Bungalow, a real estate start-up, has arrived in Philadelphia with a business model that could have been cribbed from MTV’s The Real World, casting young strangers as housemates one city at a time.
The San Francisco-based company, which officially began its Philadelphia operations Thursday, leases private homes from their owners for years at a time so it can rent those dwellings out by the room.
Bungalow chief executive Andrew Collins said the company offers a homier, less costly alternative to the “co-living” projects that are popping up in desirable neighborhoods in Philadelphia and beyond to house those who can’t — or don’t want to — afford a full-blown home of their own.
He compared his approach to that of co-working operators such as WeWork, which manage space that they rent from commercial landlords for sublease to shorter-term office users.
“Folks are fed up at having to put half of their paychecks toward rent,” Collins said this week. “We can really offer a great service where you don’t need to sacrifice to live in amazing neighborhoods.”
Susan Wachter, a real estate professor at the University of Pennsylvania’s Wharton School, said she sees Bungalow’s approach as a modern version of the rental-agent businesses that have long matched tenants with homes.
But by putting large numbers of properties under its direct management and using an online portal to fill each home to capacity, it can operate more efficiently and profitably than a traditional broker, Wachter said.
“It’s different because it’s linking to the internet and the shared economy," she said. “It’s Wall Street taking single-family homes and renting them out as multifamily."
Bungalow started about two years ago and has concentrated largely on markets where high housing costs make home-sharing especially attractive, such as the San Francisco Bay Area, Los Angeles, Boston, New York and Washington, D.C.
It’s beginning in Philadelphia with a portfolio of 13 three-bedroom properties, mostly rowhouses, in Center City and surrounding neighborhoods including Northern Liberties, Bella Vista, and Point Breeze. It plans to more than triple its leases with city homeowners by year’s end.
Rooms in the city range from $650 a month in Point Breeze to $970 a month near Washington Square, according to its website.
Bungalow performs background checks on prospective tenants and outfits homes that it manages with furniture, internet connections, big TVs and other appliances. It also holds citywide gatherings for residents of its properties.
Tenants typically must commit to leases of at least four months but are permitted to transfer into other homes under the company’s management, including ones in other cities, without penalty.
Collins said Bungalow pitches itself to the same base of transient young professionals targeted by operators of co-living apartments, such as those recently announcing projects in Fishtown and Northern Liberties.
But it can house that population more cost effectively, because its approach doesn’t require expensive new construction, he said. As a result, the company has been able to draw conservatively from the $14 million in venture capital it raised last year, fueling its expansion largely with funds from its operations, Collins said.
Bungalow started out renting properties from homeowners with more space than they needed, such as empty-nesters who have downsized into smaller apartments, but now works with a growing contingent of investors who buy houses specifically for his company to lease and manage, he said.

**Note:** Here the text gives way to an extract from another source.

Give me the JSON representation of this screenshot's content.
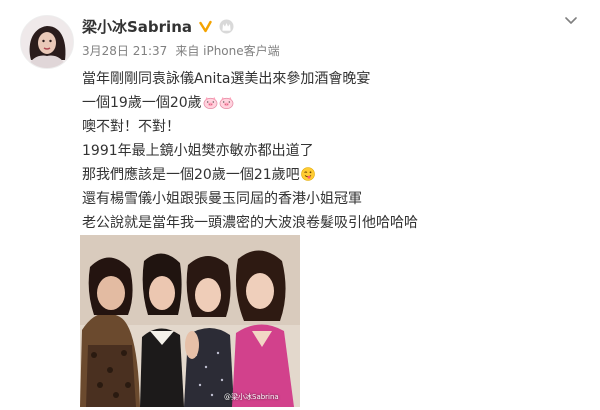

“You have multiple bedrooms that are just sitting there empty, and so it’s underutilized space,” Collins said. “We’re really able to better utilize that space.”
Kevin Gillen, senior research fellow at Drexel University’s Lindy Institute for Urban Innovation, said it’s unclear how the company will fare in Philadelphia, where housing costs are low compared with cities where Bungalow already operates.
Although it could gain a foothold in Center City, where rents really are high, or in such neighborhoods as Fishtown, Northern Liberties and Kensington, which appeal to young singles who might prefer the company of housemates, Gillen said he’s "skeptical that it could succeed on a citywide basis.”
“If housing is affordable, you don’t need to share a unit,” he said. "And, if you’re married, with kids, or just older, then chances are you don’t want to share a dwelling with a bunch of strangers.”
Bungalow also may be limited by Philadelphia’s zoning code, which generally prohibits homes from being shared by more than three occupants who are not related, said Peter Kelsen, a lawyer specializing in land-use law at Blank Rome LP.
While its listings in other cities offer space in houses with as many as nine bedrooms, all of the properties it has under lease in Philadelphia so far are three-bedroom homes.
Bungalow may "have figured out that this number issue could be a problem, " Kelsen said.